3.1 Locate sources (intellectually and physically)
3.2 Find information within sources
o Where can I find these sources?
o Where can I find the information in the source?
The "Big6™" is copyright © (1987) Michael B. Eisenberg and Robert E. Berkowitz. For more information, visit: www.big6.com
Handout created by: Barbara J. Shoemaker, School Media Specialist, Mill Road Elementary, K-2 Red Hook Central School District, Red Hook, NY
It is your responsibility as a researcher and presenter to cite photos, just as you would any other resources you gather when doing a research project. In a paper, when citing a photograph that you find online, do the following:
Last Name of Artist, First Name of Artist. Title of the Work in Italics. Date of Composition (if unknown, use the abbreviation for no date, n.d.). Provide the name of the institution where the work is housed, if known, and the city. Website Title in Italics. Web. Date Accessed.

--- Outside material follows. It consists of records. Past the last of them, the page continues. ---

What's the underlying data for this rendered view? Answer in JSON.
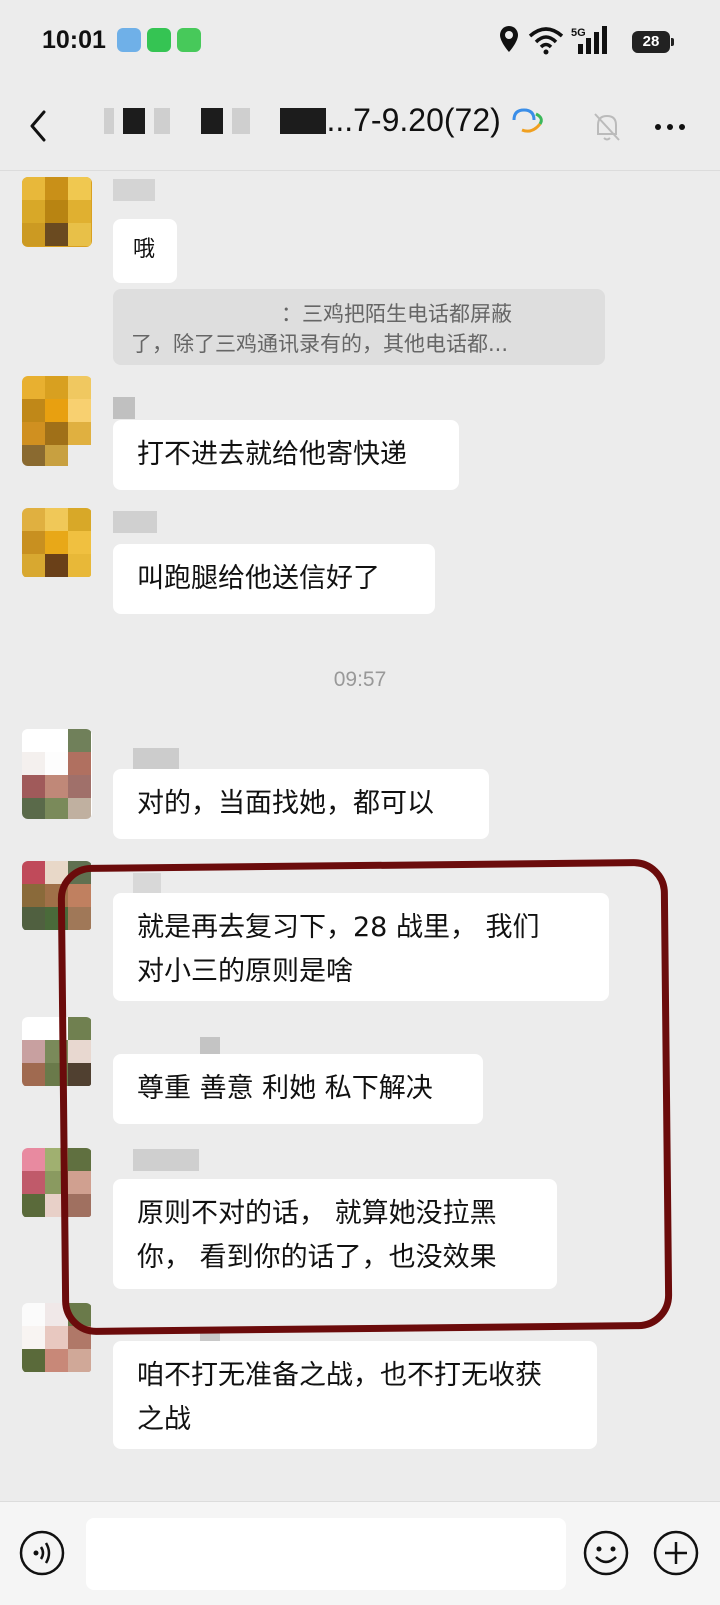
{
  "status_bar": {
    "time": "10:01",
    "network": "5G",
    "battery": "28"
  },
  "header": {
    "title_visible": "...7-9.20(72)"
  },
  "messages": [
    {
      "text": "哦"
    },
    {
      "quote_line1": "：三鸡把陌生电话都屏蔽",
      "quote_line2": "了，除了三鸡通讯录有的，其他电话都..."
    },
    {
      "text": "打不进去就给他寄快递"
    },
    {
      "text": "叫跑腿给他送信好了"
    },
    {
      "timestamp": "09:57"
    },
    {
      "text": "对的，当面找她，都可以"
    },
    {
      "line1": "就是再去复习下，28 战里， 我们",
      "line2": "对小三的原则是啥"
    },
    {
      "text": "尊重 善意 利她 私下解决"
    },
    {
      "line1": "原则不对的话， 就算她没拉黑",
      "line2": "你， 看到你的话了，也没效果"
    },
    {
      "line1": "咱不打无准备之战，也不打无收获",
      "line2": "之战"
    }
  ],
  "colors": {
    "background": "#ececec",
    "bubble": "#ffffff",
    "highlight": "#6b0b0b"
  }
}
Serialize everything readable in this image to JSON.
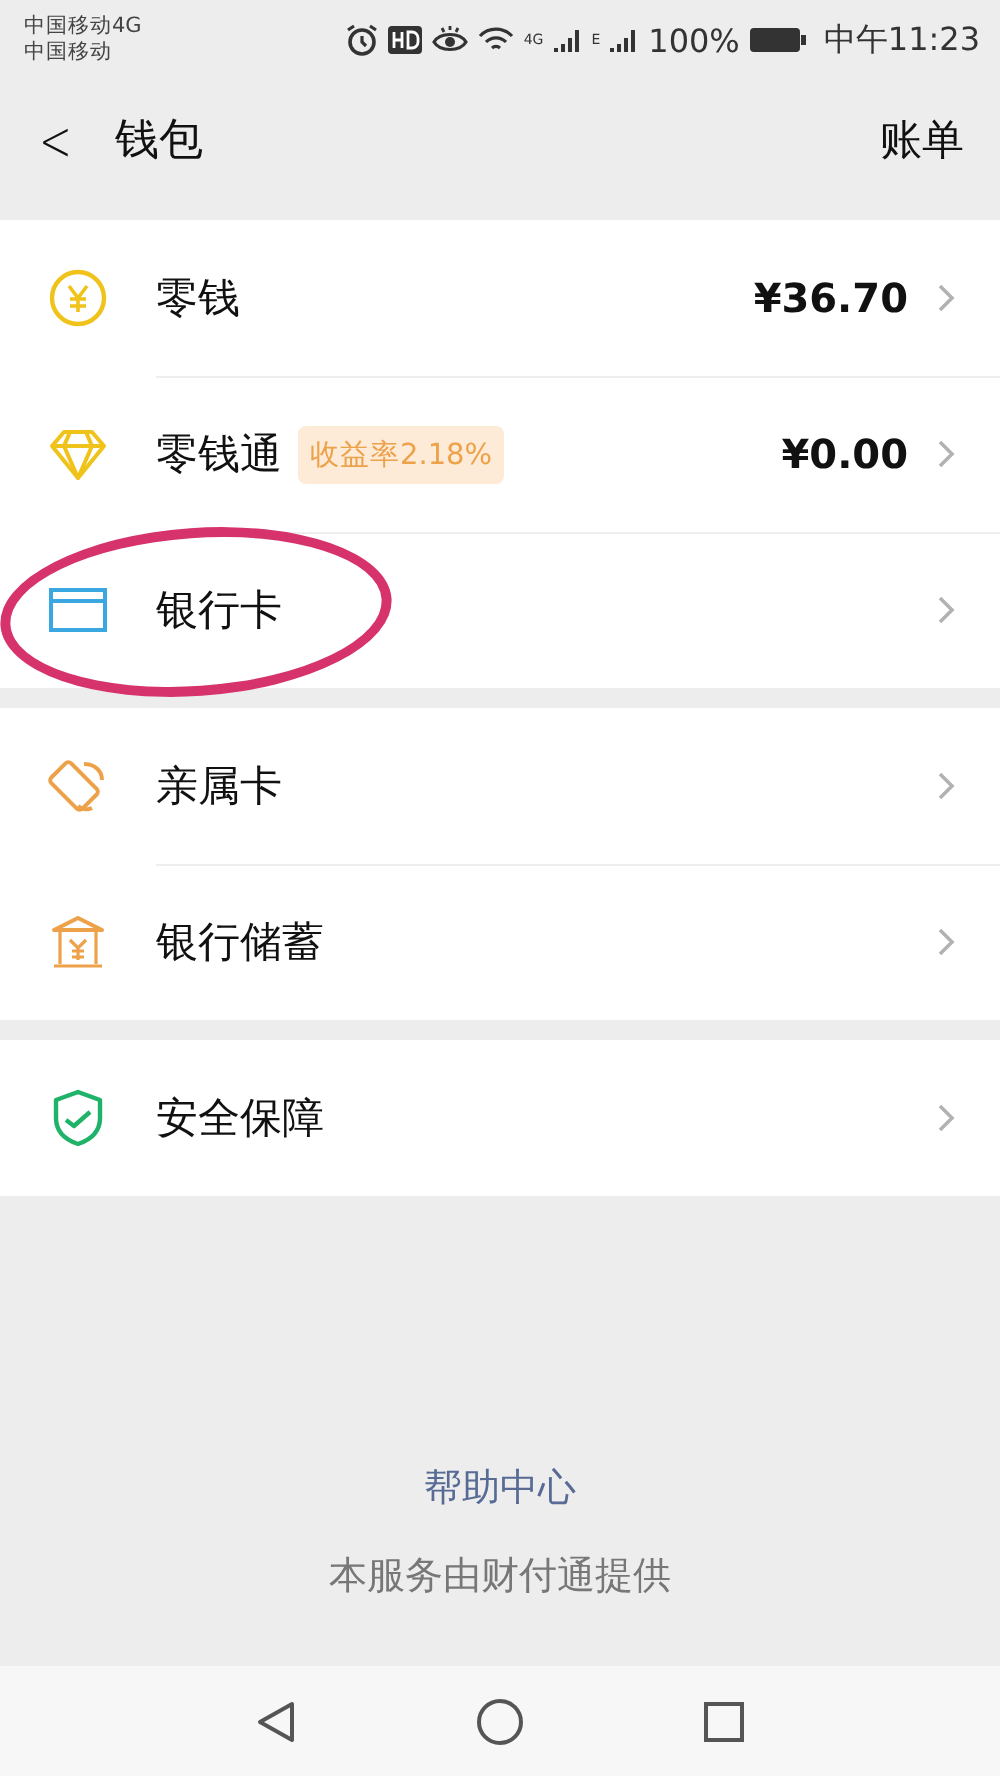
{
  "status_bar": {
    "carriers": [
      "中国移动4G",
      "中国移动"
    ],
    "network_1": "4G",
    "network_2": "E",
    "battery": "100%",
    "time": "中午11:23"
  },
  "header": {
    "back": "<",
    "title": "钱包",
    "action": "账单"
  },
  "sections": [
    {
      "items": [
        {
          "kind": "coin",
          "label": "零钱",
          "amount": "¥36.70",
          "circled": false
        },
        {
          "kind": "diamond",
          "label": "零钱通",
          "badge": "收益率2.18%",
          "amount": "¥0.00",
          "circled": false
        },
        {
          "kind": "card",
          "label": "银行卡",
          "circled": true
        }
      ]
    },
    {
      "items": [
        {
          "kind": "family",
          "label": "亲属卡",
          "circled": false
        },
        {
          "kind": "bank",
          "label": "银行储蓄",
          "circled": false
        }
      ]
    },
    {
      "items": [
        {
          "kind": "shield",
          "label": "安全保障",
          "circled": false
        }
      ]
    }
  ],
  "footer": {
    "help": "帮助中心",
    "provider": "本服务由财付通提供"
  }
}
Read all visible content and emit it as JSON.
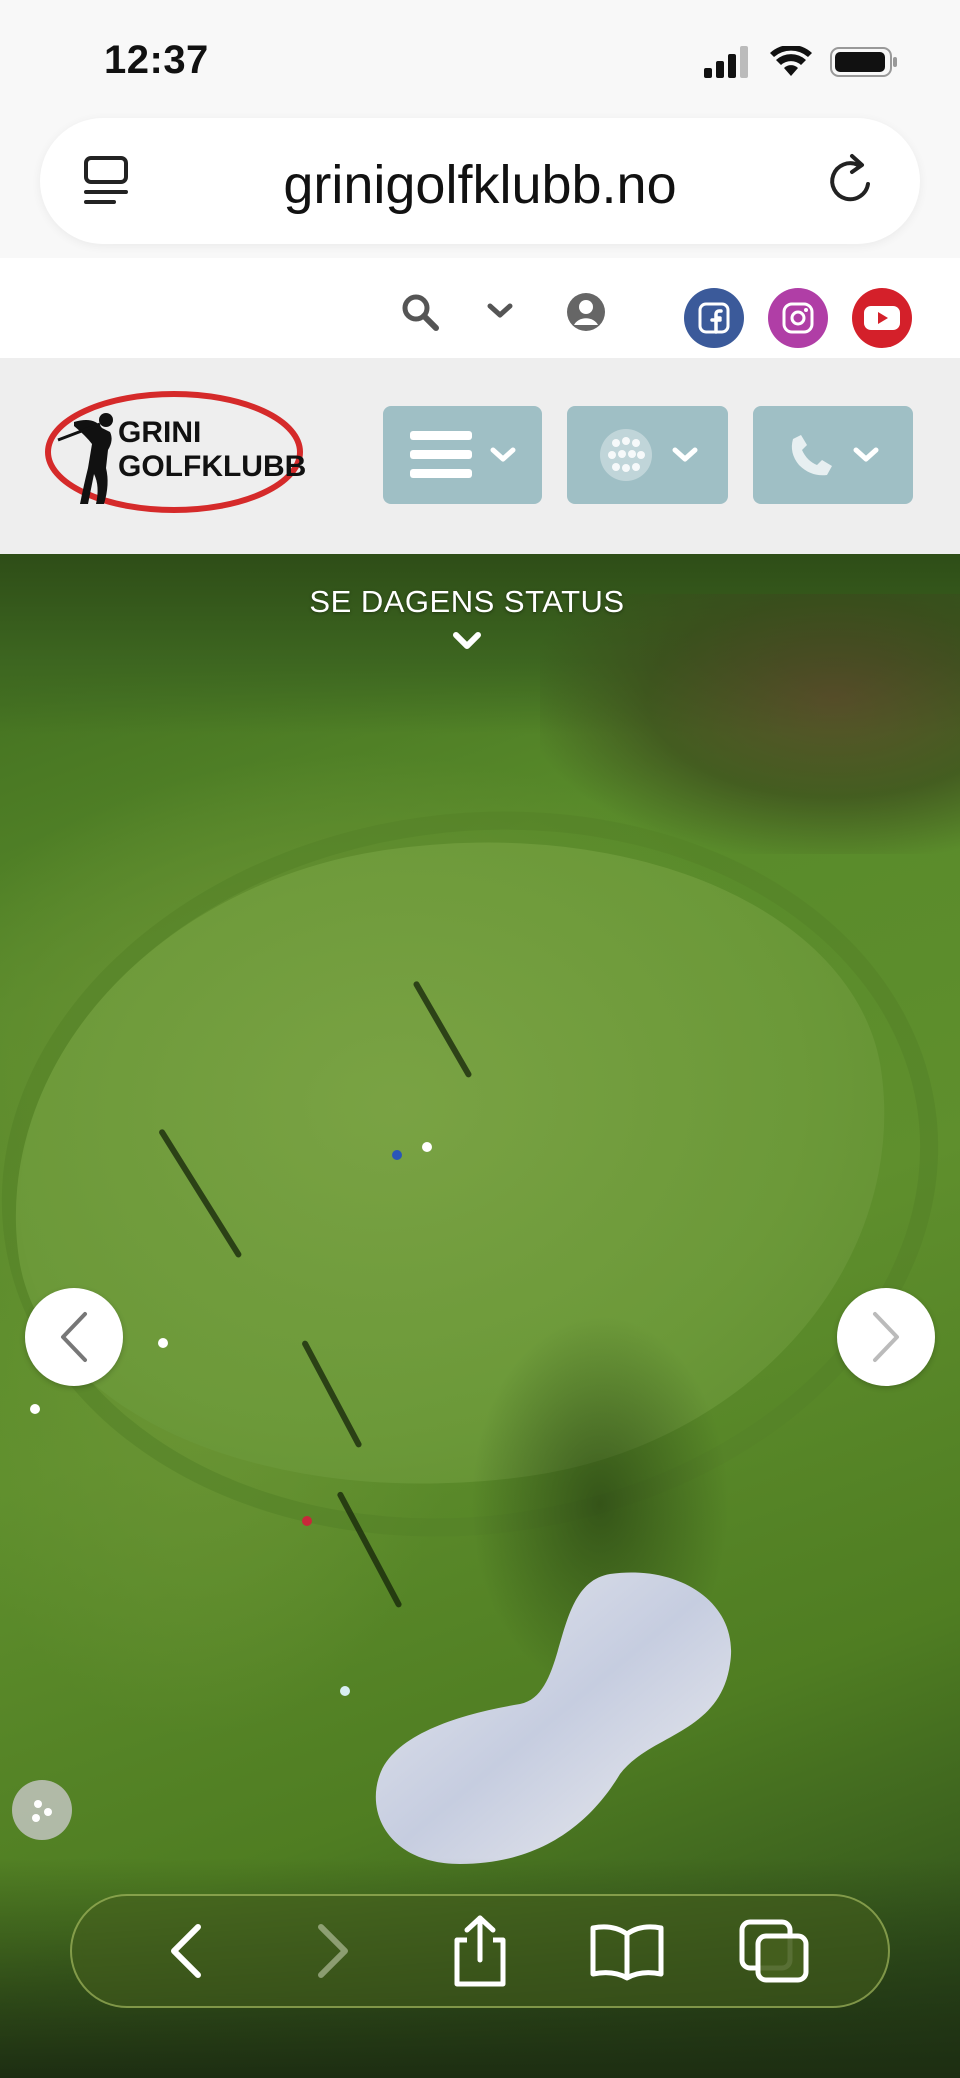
{
  "status_bar": {
    "time": "12:37"
  },
  "browser": {
    "url": "grinigolfklubb.no"
  },
  "utility_bar": {
    "icons": [
      "search-icon",
      "chevron-down-icon",
      "user-icon"
    ],
    "social": [
      {
        "name": "facebook",
        "color": "#3b5a9a"
      },
      {
        "name": "instagram",
        "color": "#b03ea6"
      },
      {
        "name": "youtube",
        "color": "#d4202a"
      }
    ]
  },
  "header": {
    "logo": {
      "line1": "GRINI",
      "line2": "GOLFKLUBB",
      "ring_color": "#d52a2a"
    },
    "nav_color": "#9fbfc5"
  },
  "hero": {
    "status_label": "SE DAGENS STATUS"
  },
  "toolbar": {
    "items": [
      "back-icon",
      "forward-icon",
      "share-icon",
      "bookmarks-icon",
      "tabs-icon"
    ]
  }
}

Smith, John. Sunset on the Atlantic. 2000. Museum of Modern Art, New York. CNN.com. Web. 1 Feb. 2014.
Last Name of Artist, First Name of Artist. (Date of Composition or n.d. if unknown). Title of Work in Italics. Photograph. Retrieved from URL
Kulbis, M. (2006). Men Pray. [Photograph]. Retrieved April 12, 2006, from: http://accuweather.ap.org/cgi-bin/aplaunch.pl - See more at: http://www.landmark.edu/library/citation-guides/landmark-college-citation-guides/apa-citation-style-guide/#sthash.61nJ1FHL.dpuf
In CC Search you can search for images, videos, and music that are in the COMMON DOMAIN. In other words, the originators of this work have given over the rights to these items and have agreed to let anyone use them. Therefore, for these images, videos, and music pieces you need only link to this person's Creative Commons license, and you DO NOT have to cite the image, video, or music piece.